Data records for software interfaces =
■ ■ ■ ■ ■

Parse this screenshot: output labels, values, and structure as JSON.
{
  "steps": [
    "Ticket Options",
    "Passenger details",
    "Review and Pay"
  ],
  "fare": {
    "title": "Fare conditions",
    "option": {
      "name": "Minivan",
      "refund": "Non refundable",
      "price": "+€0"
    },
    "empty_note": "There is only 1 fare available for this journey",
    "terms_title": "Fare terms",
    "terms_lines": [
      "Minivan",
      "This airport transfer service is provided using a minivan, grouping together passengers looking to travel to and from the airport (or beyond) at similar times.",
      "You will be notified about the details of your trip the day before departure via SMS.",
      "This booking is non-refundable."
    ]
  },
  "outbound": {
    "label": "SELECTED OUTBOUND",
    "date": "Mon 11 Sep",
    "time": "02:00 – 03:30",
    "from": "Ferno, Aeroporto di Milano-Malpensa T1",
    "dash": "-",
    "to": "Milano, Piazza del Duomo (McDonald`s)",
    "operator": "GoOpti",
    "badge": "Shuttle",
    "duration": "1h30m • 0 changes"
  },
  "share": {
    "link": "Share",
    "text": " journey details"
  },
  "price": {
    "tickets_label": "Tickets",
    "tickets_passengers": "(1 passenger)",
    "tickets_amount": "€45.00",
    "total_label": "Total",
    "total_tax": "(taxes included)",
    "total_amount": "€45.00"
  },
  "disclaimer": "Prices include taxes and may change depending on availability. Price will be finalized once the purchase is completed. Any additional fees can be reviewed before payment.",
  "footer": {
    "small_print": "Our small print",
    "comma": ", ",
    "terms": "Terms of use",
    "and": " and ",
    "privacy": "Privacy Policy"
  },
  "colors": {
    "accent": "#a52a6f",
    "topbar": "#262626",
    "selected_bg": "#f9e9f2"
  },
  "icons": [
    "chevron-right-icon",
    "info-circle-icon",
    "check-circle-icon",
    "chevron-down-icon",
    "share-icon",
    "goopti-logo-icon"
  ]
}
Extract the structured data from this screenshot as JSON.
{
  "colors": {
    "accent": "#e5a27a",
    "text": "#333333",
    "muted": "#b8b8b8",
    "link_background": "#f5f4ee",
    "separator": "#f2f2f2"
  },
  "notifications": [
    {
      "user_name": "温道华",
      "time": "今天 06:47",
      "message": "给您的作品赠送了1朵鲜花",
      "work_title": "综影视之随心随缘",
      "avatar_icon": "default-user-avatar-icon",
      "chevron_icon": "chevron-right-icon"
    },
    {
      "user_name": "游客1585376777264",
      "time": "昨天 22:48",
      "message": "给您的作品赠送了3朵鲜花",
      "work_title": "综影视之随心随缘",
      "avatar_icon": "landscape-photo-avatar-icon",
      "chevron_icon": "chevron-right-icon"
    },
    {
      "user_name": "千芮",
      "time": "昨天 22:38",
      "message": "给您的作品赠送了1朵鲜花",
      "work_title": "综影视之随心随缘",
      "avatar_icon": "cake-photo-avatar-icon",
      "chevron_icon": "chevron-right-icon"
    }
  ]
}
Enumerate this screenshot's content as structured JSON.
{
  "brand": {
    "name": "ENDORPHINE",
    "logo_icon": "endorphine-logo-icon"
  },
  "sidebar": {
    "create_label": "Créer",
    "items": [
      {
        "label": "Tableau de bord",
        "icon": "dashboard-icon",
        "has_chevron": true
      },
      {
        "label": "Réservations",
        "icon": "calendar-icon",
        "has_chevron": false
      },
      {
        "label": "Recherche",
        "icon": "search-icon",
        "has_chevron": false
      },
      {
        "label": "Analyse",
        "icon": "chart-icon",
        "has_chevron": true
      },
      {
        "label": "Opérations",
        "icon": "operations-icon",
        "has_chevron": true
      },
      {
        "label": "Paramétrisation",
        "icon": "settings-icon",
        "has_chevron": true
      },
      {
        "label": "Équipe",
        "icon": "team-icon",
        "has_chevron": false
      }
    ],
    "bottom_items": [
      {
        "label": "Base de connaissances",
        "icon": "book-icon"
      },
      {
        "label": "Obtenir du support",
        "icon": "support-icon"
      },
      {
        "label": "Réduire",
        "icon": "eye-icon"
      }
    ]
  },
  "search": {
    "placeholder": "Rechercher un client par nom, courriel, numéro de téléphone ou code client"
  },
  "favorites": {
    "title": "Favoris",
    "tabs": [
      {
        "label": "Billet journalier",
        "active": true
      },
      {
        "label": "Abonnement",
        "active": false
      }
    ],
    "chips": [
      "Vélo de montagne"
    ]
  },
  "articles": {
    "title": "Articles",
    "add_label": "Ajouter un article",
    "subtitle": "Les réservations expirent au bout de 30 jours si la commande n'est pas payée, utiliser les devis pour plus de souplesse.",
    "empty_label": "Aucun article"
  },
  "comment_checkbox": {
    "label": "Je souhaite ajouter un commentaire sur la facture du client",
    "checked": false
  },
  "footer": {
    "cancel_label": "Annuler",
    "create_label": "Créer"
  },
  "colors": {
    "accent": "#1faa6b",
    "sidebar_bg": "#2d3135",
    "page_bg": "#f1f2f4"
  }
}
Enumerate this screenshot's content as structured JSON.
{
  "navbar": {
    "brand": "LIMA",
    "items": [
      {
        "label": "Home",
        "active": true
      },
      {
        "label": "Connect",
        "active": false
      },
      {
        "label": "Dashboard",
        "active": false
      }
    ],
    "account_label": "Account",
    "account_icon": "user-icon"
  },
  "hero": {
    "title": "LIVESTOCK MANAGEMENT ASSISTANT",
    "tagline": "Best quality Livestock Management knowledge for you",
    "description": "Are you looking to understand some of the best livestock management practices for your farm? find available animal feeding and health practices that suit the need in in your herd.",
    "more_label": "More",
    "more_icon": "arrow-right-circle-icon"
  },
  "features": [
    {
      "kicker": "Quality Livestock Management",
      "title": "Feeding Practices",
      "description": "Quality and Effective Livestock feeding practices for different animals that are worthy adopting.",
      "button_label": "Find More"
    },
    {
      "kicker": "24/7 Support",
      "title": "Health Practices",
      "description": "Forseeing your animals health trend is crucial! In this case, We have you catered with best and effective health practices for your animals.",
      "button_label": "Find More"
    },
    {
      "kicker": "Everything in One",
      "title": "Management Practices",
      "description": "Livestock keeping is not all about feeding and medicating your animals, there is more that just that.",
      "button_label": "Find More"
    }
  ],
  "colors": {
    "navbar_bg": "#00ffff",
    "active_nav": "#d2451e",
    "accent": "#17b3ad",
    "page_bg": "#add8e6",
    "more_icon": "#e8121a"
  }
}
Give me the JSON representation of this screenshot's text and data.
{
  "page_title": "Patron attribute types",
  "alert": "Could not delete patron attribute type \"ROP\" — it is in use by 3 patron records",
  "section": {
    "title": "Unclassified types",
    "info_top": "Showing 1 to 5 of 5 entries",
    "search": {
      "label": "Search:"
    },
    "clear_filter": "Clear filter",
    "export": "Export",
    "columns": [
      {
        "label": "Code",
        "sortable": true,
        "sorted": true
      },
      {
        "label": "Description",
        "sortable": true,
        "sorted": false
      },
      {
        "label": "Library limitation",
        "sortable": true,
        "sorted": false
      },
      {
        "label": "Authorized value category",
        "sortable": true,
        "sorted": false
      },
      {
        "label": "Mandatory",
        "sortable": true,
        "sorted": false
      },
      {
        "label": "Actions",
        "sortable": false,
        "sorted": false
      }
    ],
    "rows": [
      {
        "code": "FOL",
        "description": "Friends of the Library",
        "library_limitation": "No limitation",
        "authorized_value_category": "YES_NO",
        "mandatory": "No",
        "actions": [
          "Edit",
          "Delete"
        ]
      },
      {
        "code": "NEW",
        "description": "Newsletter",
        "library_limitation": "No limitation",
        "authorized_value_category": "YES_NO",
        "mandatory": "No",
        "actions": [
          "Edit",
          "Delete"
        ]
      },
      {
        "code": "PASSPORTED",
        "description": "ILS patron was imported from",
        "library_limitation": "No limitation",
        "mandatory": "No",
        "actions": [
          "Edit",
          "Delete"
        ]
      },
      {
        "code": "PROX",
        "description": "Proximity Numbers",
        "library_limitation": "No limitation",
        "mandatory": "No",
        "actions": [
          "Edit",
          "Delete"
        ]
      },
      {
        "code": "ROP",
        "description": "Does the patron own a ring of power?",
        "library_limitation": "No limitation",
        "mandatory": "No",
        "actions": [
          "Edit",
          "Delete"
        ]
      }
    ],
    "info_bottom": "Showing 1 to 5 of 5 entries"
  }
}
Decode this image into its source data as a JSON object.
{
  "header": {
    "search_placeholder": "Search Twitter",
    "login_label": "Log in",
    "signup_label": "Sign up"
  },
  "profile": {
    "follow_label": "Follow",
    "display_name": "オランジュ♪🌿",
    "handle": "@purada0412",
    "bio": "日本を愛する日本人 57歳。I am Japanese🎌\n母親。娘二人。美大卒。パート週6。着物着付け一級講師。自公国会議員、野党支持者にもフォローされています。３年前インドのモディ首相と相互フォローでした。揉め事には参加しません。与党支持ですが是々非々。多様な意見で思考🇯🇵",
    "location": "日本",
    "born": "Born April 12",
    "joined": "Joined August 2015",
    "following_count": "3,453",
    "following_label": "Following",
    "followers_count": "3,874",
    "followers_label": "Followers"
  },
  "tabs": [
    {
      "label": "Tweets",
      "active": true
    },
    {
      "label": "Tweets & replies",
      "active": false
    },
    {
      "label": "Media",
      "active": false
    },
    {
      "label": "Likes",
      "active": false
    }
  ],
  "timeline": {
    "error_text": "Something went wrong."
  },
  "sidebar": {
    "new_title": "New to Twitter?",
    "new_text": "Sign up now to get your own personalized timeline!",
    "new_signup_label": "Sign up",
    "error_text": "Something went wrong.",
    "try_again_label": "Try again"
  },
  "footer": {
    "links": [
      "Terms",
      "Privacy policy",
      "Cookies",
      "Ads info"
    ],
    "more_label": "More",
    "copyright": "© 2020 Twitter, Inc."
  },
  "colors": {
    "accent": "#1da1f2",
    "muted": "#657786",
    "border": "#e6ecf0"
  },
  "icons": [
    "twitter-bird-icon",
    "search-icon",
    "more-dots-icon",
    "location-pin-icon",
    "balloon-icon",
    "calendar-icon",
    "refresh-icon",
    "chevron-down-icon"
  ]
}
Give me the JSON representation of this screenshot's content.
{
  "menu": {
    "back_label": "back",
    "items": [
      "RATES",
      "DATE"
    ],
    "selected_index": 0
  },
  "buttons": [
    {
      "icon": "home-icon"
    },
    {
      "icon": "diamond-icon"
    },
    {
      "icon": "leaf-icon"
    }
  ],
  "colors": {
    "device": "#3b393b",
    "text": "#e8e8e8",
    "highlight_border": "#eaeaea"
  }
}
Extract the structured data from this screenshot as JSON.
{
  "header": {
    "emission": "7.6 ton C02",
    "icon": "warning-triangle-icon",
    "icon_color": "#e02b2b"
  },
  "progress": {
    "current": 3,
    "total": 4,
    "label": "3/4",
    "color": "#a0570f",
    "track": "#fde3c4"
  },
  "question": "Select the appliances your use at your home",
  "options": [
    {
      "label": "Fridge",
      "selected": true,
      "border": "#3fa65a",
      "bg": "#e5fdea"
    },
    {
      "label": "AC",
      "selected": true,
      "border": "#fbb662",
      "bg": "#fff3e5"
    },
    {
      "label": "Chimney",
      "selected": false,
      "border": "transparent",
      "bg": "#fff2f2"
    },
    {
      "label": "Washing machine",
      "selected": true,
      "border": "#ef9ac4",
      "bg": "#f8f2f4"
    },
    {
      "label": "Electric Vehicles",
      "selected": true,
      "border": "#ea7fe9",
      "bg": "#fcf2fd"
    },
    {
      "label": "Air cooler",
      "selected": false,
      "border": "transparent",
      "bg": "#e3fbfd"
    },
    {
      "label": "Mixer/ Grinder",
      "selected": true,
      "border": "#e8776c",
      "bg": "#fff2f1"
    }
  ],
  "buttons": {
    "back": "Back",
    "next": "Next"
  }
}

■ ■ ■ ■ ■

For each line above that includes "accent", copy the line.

SOLUTION TO THIS TASK =
    "accent": "#a52a6f",
    "accent": "#e5a27a",
    "accent": "#1faa6b",
    "accent": "#17b3ad",
    "accent": "#1da1f2",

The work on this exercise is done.